Over time buildings change use, but there is a cost in transforming a building from its originally designed use to a different one. While this has relevance to resource efficiency, particularly in relation to materials and land costs, it also raises issues about the extent to which changes in use may result in inefficient building performance - particularly in relation to energy consumption.
The BEES study sample includes only buildings that are primarily used for office or retail. In order to determine whether buildings were eligible for inclusion in the BEES study, the study team obtained QV use category codes and then carried out web-based searches and site visits to check what the building was currently used for. The study team investigated buildings that were classified as Liquor Outlets Including Taverns (CL), Motor Vehicle Sales or Service (CM), Office Type Use (CO), Retailing Use (CR), Service Stations (CS), Tourist Type Attractions (CT), Vacant Land (CV), Other Commercial Uses or where there are Multiple Uses (CX). The team also investigated buildings classified as Industrial Service (IS) and Industrial Warehouse (IW) in case they had subsequently changed use to office or retail.
This analysis took the valuation use category codes allocated by QV and compared them with the uses found by the BEES project.

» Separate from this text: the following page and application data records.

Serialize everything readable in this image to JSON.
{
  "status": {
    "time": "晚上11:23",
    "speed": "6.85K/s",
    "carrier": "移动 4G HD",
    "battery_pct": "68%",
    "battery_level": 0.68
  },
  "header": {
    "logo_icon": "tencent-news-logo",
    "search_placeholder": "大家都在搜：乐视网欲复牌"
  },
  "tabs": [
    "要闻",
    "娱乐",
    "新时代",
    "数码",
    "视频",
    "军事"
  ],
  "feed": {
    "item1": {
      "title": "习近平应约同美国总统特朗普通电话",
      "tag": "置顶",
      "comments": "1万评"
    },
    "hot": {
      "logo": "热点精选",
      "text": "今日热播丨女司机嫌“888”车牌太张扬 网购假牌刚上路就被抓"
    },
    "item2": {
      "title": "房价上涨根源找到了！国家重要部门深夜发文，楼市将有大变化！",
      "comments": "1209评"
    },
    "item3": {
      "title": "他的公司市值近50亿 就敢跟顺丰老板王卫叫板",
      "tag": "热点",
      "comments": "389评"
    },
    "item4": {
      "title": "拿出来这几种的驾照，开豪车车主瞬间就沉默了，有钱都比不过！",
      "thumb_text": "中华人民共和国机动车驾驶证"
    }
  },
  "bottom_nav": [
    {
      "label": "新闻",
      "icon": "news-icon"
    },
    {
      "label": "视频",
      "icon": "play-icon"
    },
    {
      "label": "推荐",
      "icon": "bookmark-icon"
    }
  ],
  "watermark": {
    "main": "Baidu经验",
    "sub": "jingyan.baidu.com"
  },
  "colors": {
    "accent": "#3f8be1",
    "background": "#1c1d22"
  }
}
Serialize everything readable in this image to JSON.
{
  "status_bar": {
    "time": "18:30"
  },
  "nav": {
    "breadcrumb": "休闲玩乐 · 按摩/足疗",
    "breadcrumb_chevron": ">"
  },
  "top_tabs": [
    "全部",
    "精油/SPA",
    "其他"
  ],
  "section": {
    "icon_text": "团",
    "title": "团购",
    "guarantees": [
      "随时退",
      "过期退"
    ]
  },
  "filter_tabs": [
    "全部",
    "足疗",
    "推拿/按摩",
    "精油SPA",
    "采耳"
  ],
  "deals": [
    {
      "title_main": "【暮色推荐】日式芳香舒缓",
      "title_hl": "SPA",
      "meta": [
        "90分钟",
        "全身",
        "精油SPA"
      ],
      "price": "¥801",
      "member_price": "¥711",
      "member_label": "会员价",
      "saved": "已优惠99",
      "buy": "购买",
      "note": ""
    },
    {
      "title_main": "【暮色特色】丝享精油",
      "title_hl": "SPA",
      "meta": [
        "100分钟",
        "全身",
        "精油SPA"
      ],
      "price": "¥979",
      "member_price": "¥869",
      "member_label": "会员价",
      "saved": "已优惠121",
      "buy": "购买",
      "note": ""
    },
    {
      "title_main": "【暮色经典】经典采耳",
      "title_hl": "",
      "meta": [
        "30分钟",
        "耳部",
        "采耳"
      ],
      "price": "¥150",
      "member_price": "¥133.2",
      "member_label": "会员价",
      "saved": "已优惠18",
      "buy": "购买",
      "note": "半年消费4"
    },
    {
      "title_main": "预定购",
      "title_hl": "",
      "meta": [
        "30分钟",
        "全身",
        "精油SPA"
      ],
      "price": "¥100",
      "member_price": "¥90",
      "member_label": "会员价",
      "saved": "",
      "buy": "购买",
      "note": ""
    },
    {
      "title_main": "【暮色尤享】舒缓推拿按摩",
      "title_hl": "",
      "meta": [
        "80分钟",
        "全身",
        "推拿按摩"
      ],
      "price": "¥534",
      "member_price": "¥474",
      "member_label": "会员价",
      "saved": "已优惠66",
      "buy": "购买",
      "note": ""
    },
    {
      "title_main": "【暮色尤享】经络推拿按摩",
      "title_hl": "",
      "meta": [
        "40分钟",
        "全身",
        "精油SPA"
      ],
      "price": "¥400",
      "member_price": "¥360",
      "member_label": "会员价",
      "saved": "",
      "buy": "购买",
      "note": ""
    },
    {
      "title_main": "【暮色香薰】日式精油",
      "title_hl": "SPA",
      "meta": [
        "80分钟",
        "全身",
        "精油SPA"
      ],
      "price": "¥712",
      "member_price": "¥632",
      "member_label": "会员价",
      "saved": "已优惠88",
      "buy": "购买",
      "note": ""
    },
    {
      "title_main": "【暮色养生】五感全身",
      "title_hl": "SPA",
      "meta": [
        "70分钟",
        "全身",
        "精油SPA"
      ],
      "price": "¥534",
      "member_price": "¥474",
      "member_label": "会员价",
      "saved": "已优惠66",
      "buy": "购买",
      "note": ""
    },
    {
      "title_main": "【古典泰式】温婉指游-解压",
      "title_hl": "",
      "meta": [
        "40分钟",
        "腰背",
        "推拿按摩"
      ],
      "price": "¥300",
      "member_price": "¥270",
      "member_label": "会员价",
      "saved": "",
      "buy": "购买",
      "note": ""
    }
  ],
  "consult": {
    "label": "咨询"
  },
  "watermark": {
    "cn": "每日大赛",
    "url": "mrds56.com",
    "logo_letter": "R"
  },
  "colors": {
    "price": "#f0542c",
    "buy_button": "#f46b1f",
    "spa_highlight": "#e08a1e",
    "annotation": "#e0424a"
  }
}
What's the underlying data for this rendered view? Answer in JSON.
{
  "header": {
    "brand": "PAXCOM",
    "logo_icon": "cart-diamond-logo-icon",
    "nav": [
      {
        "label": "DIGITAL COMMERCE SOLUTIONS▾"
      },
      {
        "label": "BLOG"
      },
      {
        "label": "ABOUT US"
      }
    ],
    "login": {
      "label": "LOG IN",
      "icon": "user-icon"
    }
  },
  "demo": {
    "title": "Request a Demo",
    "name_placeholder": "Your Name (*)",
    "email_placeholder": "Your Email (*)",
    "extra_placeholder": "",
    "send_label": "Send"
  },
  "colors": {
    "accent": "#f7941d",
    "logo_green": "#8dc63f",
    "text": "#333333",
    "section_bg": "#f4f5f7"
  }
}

If it is assumed that QV use categories for building records are allocated at the initial valuation and that they are updated as a result of a building consent, subdivision, sale or other inspection, then this would suggest that differences between the QV category and the use identified by BEES has resulted from a change in use after the allocation of the QV code. It needs to also be assumed that rules for allocating QV use category codes are consistently applied, or if there are in errors in application that these occur randomly for the different floor area groupings and regions.
The analysis has shown that approximately 30% of buildings in the IS and IW QV use categories have changed to retail or office use (i.e. are eligible for inclusion in the BEES research). This is a significant proportion of buildings.
These proportions are about the same regardless of floor area size, and there does not seem to be any regional difference between Auckland the rest of New Zealand.
Figure A gives the percentage by count of eligible BEES buildings (office and retail buildings) by QV use categories and the floor area size (strata).
It appears from these findings that about 30% industrial and warehouse buildings are being used in a way that would require the NZBC Clause H1 to be applied differently if they had been built for the new use i.e. instead of Industrial they would be classified as Commercial uses.
The implications of this change-of-use for energy performance require further investigation. For example, what would be the energy consequences if a warehouse (IW) was changed to retail (CR) use without any of the energy efficiency activities that would be have been required should the building have been designed and constructed for this specific use? What would be the cost and consequences of retrofitting to meet these requirements?